Scan the records for the word "watermark". Report each line where it occurs.

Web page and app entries
Content starts
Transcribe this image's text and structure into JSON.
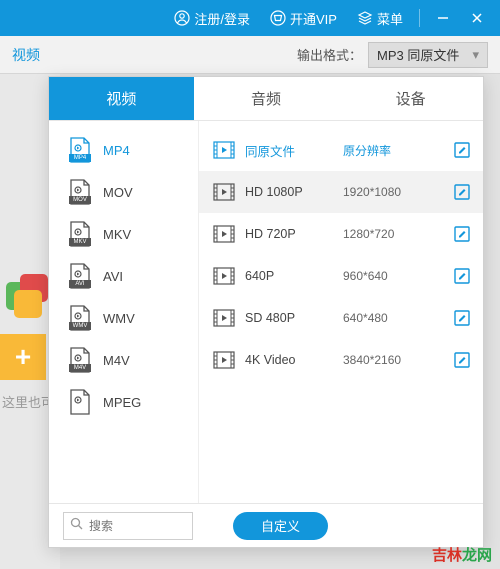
{
  "titlebar": {
    "login": "注册/登录",
    "vip": "开通VIP",
    "menu": "菜单"
  },
  "subbar": {
    "left_tab": "视频",
    "output_label": "输出格式：",
    "output_value": "MP3  同原文件"
  },
  "bg": {
    "drag_hint": "这里也可"
  },
  "panel": {
    "tabs": {
      "video": "视频",
      "audio": "音频",
      "device": "设备"
    },
    "formats": [
      {
        "label": "MP4",
        "ext": "MP4"
      },
      {
        "label": "MOV",
        "ext": "MOV"
      },
      {
        "label": "MKV",
        "ext": "MKV"
      },
      {
        "label": "AVI",
        "ext": "AVI"
      },
      {
        "label": "WMV",
        "ext": "WMV"
      },
      {
        "label": "M4V",
        "ext": "M4V"
      },
      {
        "label": "MPEG",
        "ext": ""
      }
    ],
    "resolutions": [
      {
        "label": "同原文件",
        "dim": "原分辨率",
        "original": true
      },
      {
        "label": "HD 1080P",
        "dim": "1920*1080",
        "selected": true
      },
      {
        "label": "HD 720P",
        "dim": "1280*720"
      },
      {
        "label": "640P",
        "dim": "960*640"
      },
      {
        "label": "SD 480P",
        "dim": "640*480"
      },
      {
        "label": "4K Video",
        "dim": "3840*2160"
      }
    ],
    "search_placeholder": "搜索",
    "custom_btn": "自定义"
  },
  "watermark": "吉林龙网"
}
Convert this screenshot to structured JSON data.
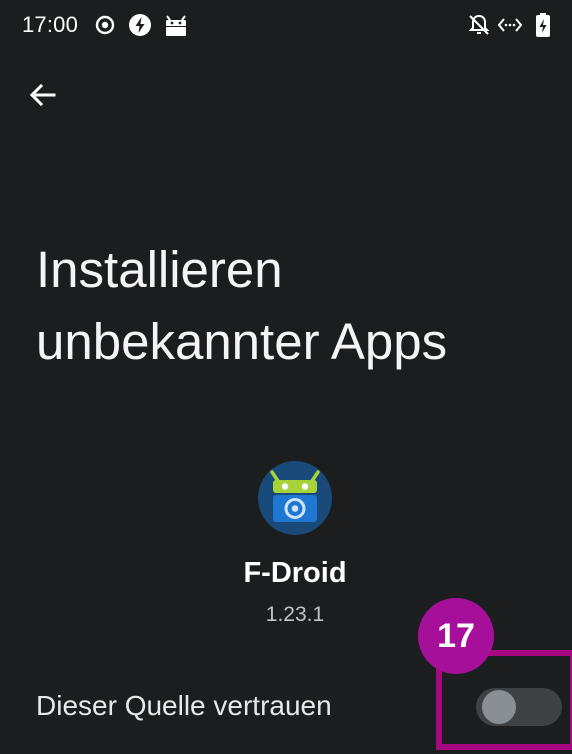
{
  "status_bar": {
    "time": "17:00",
    "icons_left": [
      "record-icon",
      "flash-icon",
      "fdroid-notification-icon"
    ],
    "icons_right": [
      "notifications-off-icon",
      "data-saver-icon",
      "battery-charging-icon"
    ]
  },
  "toolbar": {
    "back_icon": "arrow-back-icon"
  },
  "page": {
    "title": "Installieren unbekannter Apps"
  },
  "app": {
    "name": "F-Droid",
    "version": "1.23.1",
    "icon": "fdroid-app-icon"
  },
  "setting": {
    "label": "Dieser Quelle vertrauen",
    "enabled": false
  },
  "annotation": {
    "number": "17",
    "color": "#a5097f"
  },
  "colors": {
    "background": "#1b1d1f",
    "switch_track": "#3e4245",
    "switch_thumb": "#8a8f93"
  }
}
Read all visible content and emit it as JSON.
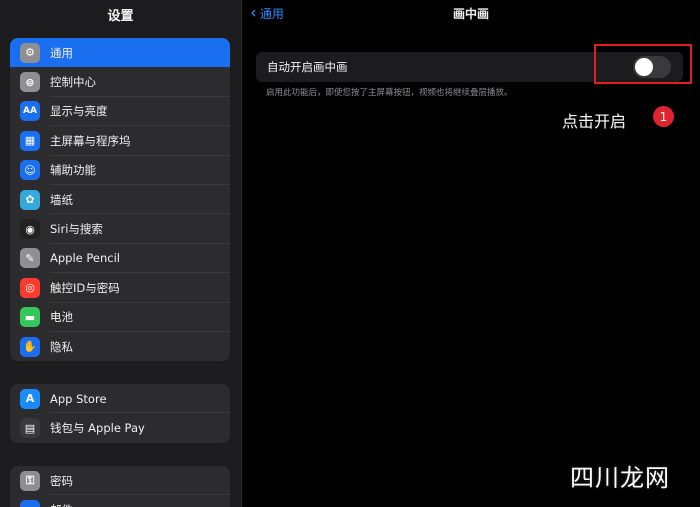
{
  "sidebar": {
    "title": "设置",
    "group1": [
      {
        "label": "通用",
        "icon": "gear-icon",
        "glyph": "⚙",
        "color": "#8e8e93",
        "selected": true
      },
      {
        "label": "控制中心",
        "icon": "control-center-icon",
        "glyph": "⊜",
        "color": "#8e8e93"
      },
      {
        "label": "显示与亮度",
        "icon": "display-brightness-icon",
        "glyph": "AA",
        "color": "#1a6ff1"
      },
      {
        "label": "主屏幕与程序坞",
        "icon": "home-screen-icon",
        "glyph": "▦",
        "color": "#1a6ff1"
      },
      {
        "label": "辅助功能",
        "icon": "accessibility-icon",
        "glyph": "☺",
        "color": "#1a6ff1"
      },
      {
        "label": "墙纸",
        "icon": "wallpaper-icon",
        "glyph": "✿",
        "color": "#34aadc"
      },
      {
        "label": "Siri与搜索",
        "icon": "siri-icon",
        "glyph": "◉",
        "color": "#222222"
      },
      {
        "label": "Apple Pencil",
        "icon": "pencil-icon",
        "glyph": "✎",
        "color": "#8e8e93"
      },
      {
        "label": "触控ID与密码",
        "icon": "fingerprint-icon",
        "glyph": "◎",
        "color": "#ff3b30"
      },
      {
        "label": "电池",
        "icon": "battery-icon",
        "glyph": "▬",
        "color": "#34c759"
      },
      {
        "label": "隐私",
        "icon": "privacy-hand-icon",
        "glyph": "✋",
        "color": "#1a6ff1"
      }
    ],
    "group2": [
      {
        "label": "App Store",
        "icon": "app-store-icon",
        "glyph": "A",
        "color": "#1a8cff"
      },
      {
        "label": "钱包与 Apple Pay",
        "icon": "wallet-icon",
        "glyph": "▤",
        "color": "#3a3a3c"
      }
    ],
    "group3": [
      {
        "label": "密码",
        "icon": "key-icon",
        "glyph": "⚿",
        "color": "#8e8e93"
      },
      {
        "label": "邮件",
        "icon": "mail-icon",
        "glyph": "✉",
        "color": "#1a6ff1"
      }
    ]
  },
  "nav": {
    "back_label": "通用",
    "title": "画中画"
  },
  "setting": {
    "label": "自动开启画中画",
    "toggle_on": false,
    "description": "启用此功能后，即使您按了主屏幕按钮，视频也将继续叠层播放。"
  },
  "annotation": {
    "text": "点击开启",
    "badge": "1",
    "highlight_color": "#e02020"
  },
  "watermark": "四川龙网",
  "colors": {
    "accent": "#2f8bff",
    "selected_row": "#1a6ff1"
  }
}
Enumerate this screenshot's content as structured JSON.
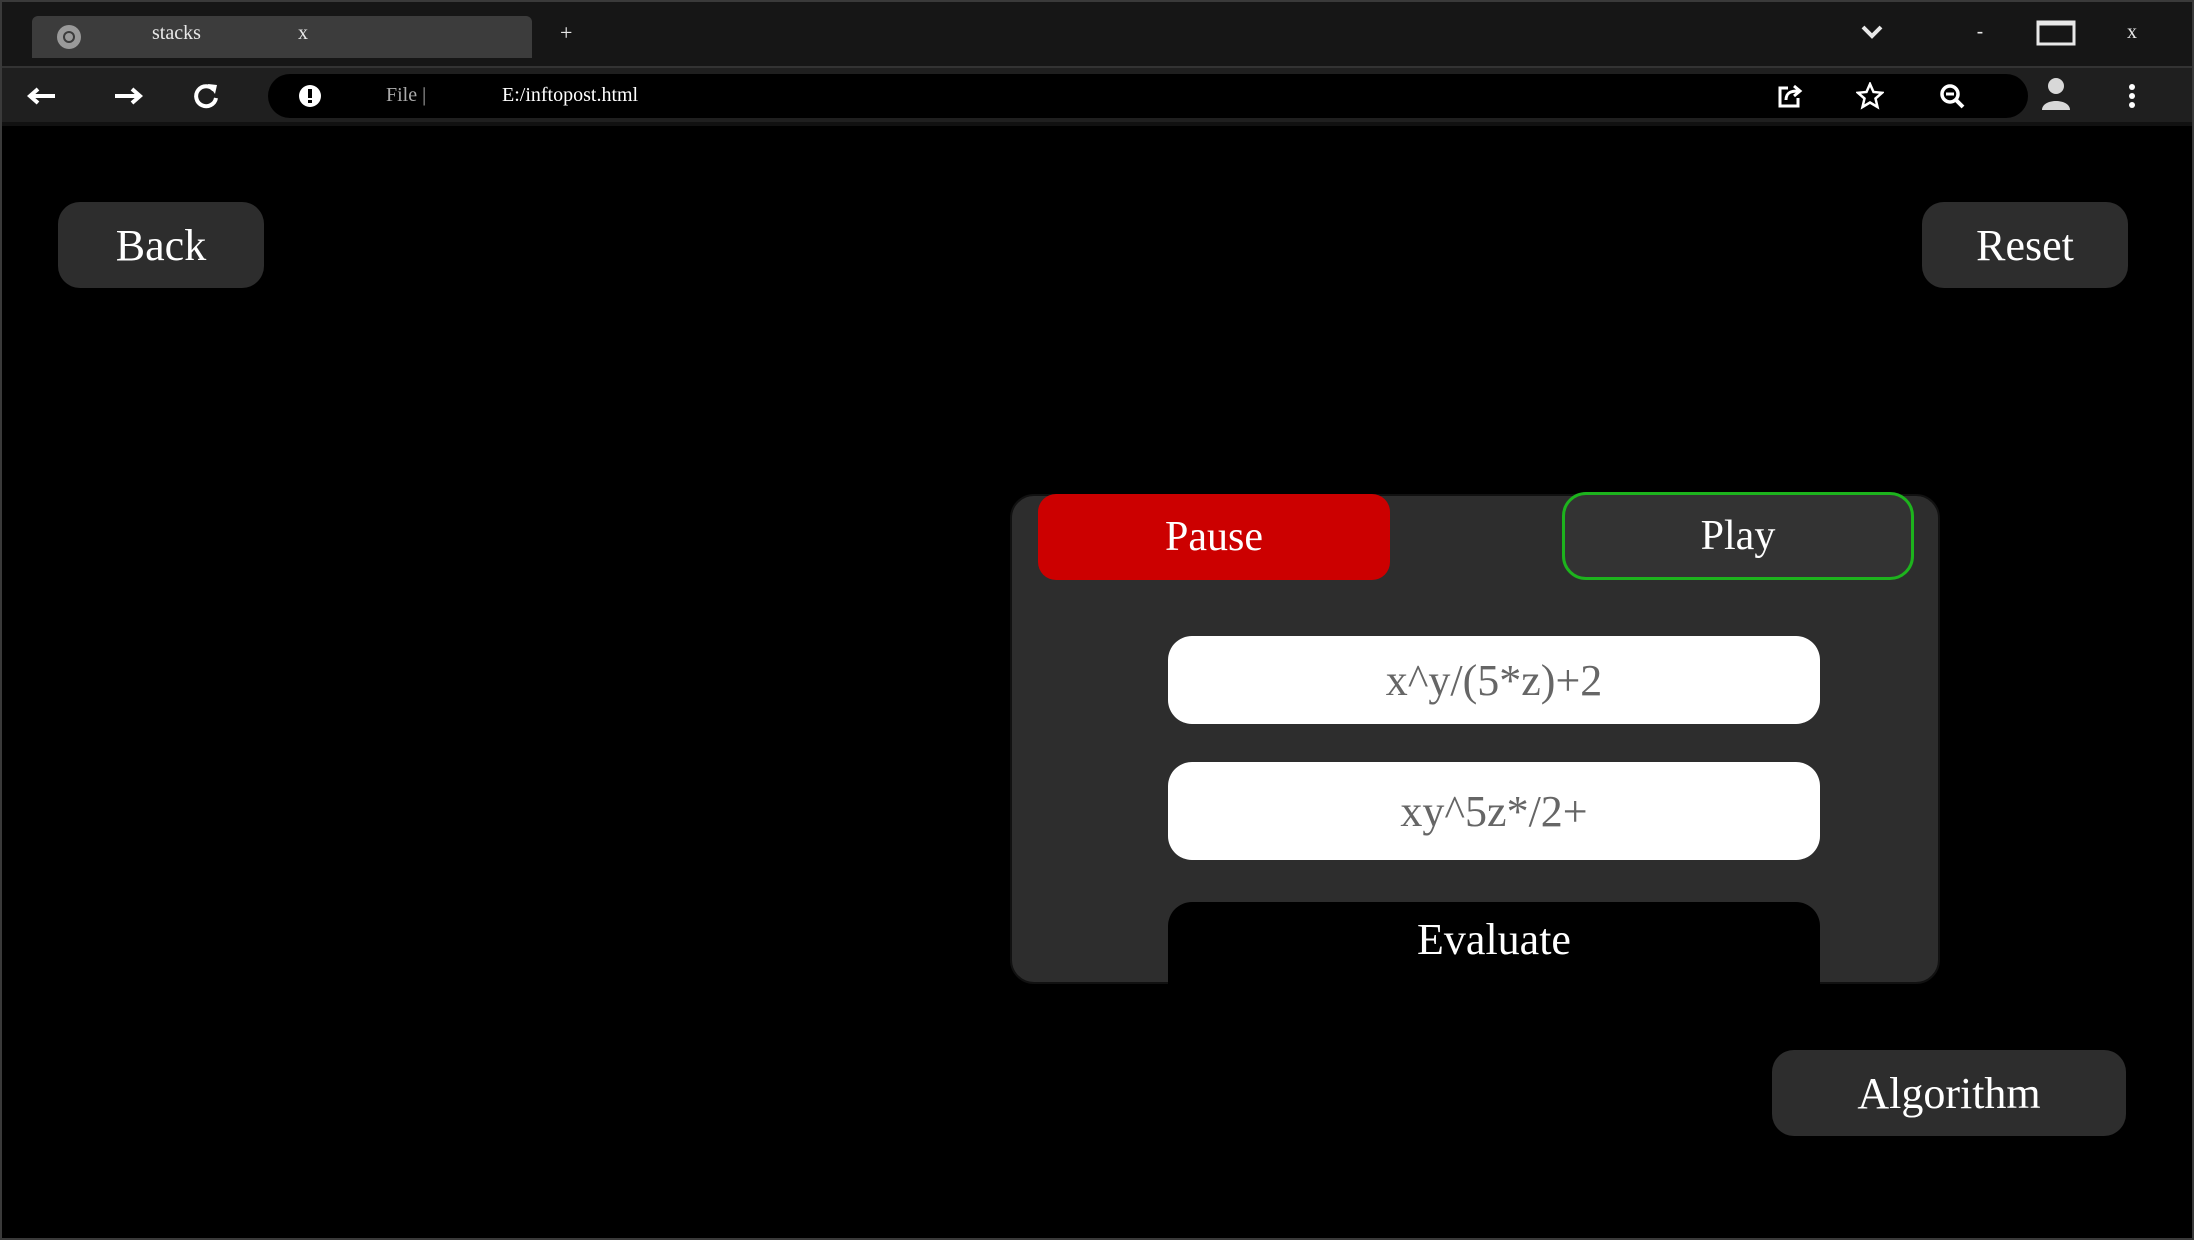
{
  "browser": {
    "tab_title": "stacks",
    "tab_close": "x",
    "new_tab": "+",
    "minimize": "-",
    "close": "x",
    "file_label": "File |",
    "url": "E:/inftopost.html"
  },
  "page": {
    "back_label": "Back",
    "reset_label": "Reset",
    "algorithm_label": "Algorithm"
  },
  "panel": {
    "pause_label": "Pause",
    "play_label": "Play",
    "infix_value": "x^y/(5*z)+2",
    "postfix_value": "xy^5z*/2+",
    "evaluate_label": "Evaluate"
  },
  "colors": {
    "background": "#000000",
    "panel": "#2d2d2d",
    "pause": "#cc0000",
    "play_border": "#1db31d"
  }
}
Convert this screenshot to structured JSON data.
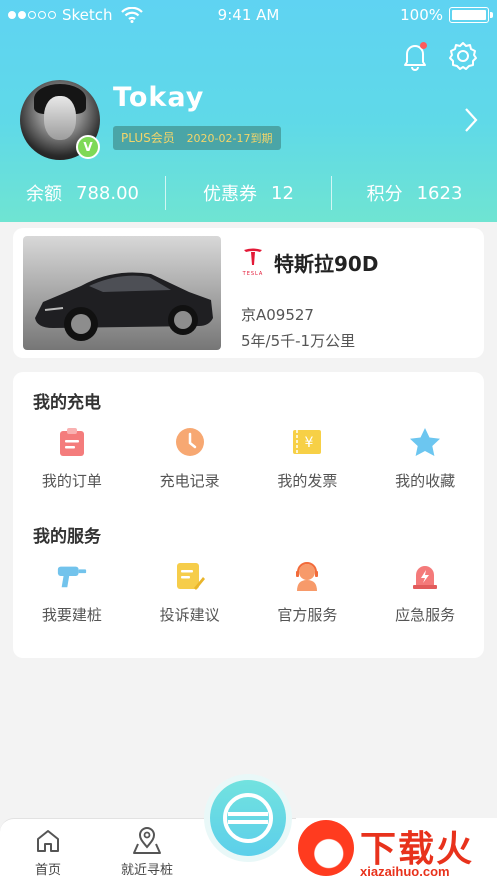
{
  "status_bar": {
    "carrier": "Sketch",
    "time": "9:41 AM",
    "battery": "100%"
  },
  "profile": {
    "name": "Tokay",
    "membership": "PLUS会员",
    "expiry": "2020-02-17到期",
    "verified_mark": "V"
  },
  "stats": [
    {
      "label": "余额",
      "value": "788.00"
    },
    {
      "label": "优惠券",
      "value": "12"
    },
    {
      "label": "积分",
      "value": "1623"
    }
  ],
  "car": {
    "brand_logo_text": "TESLA",
    "model": "特斯拉90D",
    "plate": "京A09527",
    "warranty": "5年/5千-1万公里"
  },
  "charging": {
    "title": "我的充电",
    "items": [
      {
        "label": "我的订单",
        "icon": "clipboard-icon"
      },
      {
        "label": "充电记录",
        "icon": "clock-icon"
      },
      {
        "label": "我的发票",
        "icon": "invoice-icon"
      },
      {
        "label": "我的收藏",
        "icon": "star-icon"
      }
    ]
  },
  "services": {
    "title": "我的服务",
    "items": [
      {
        "label": "我要建桩",
        "icon": "drill-icon"
      },
      {
        "label": "投诉建议",
        "icon": "complaint-icon"
      },
      {
        "label": "官方服务",
        "icon": "headset-icon"
      },
      {
        "label": "应急服务",
        "icon": "emergency-icon"
      }
    ]
  },
  "tabbar": {
    "home": "首页",
    "nearby": "就近寻桩"
  },
  "watermark": {
    "title": "下载火",
    "url": "xiazaihuo.com"
  },
  "colors": {
    "header_top": "#5fd3f2",
    "header_bottom": "#6fe4d2",
    "accent_red": "#ff5b5b",
    "plus_gold": "#f3d56a"
  }
}
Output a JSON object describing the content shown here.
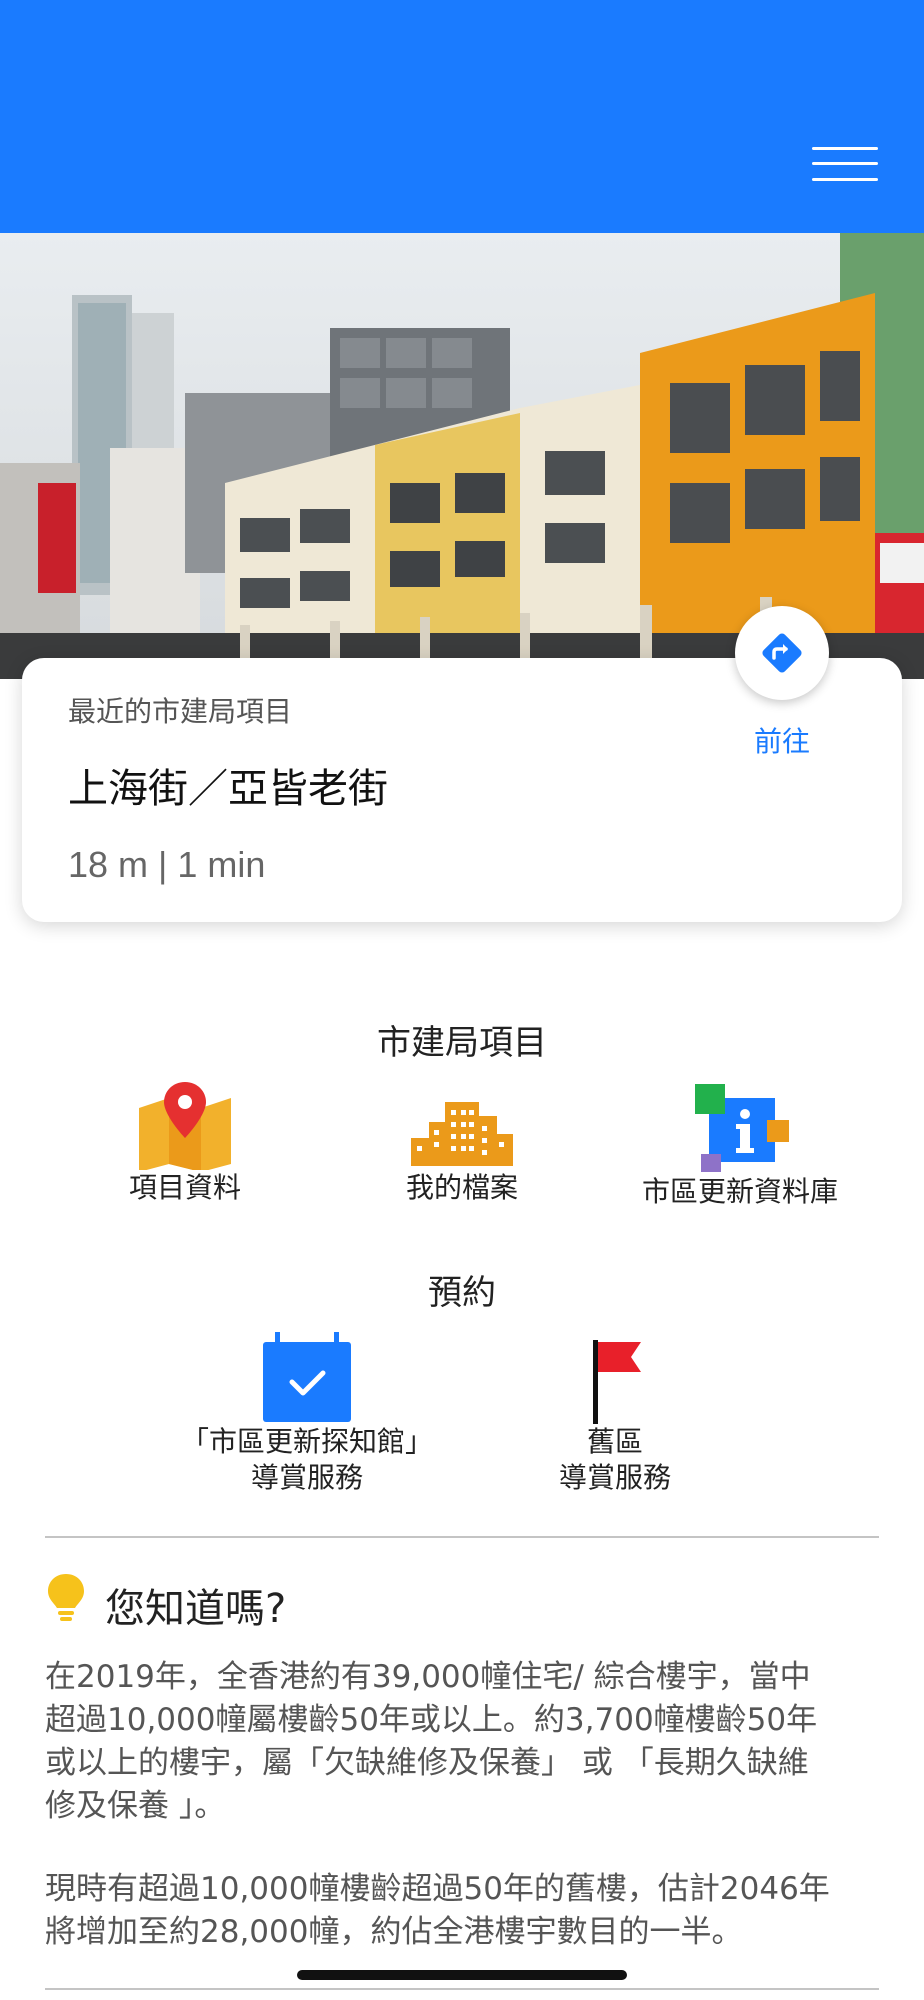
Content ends
Task solution:
  "watermark": "吉林龙网"
  "watermark": "四川龙网",
  "watermark": {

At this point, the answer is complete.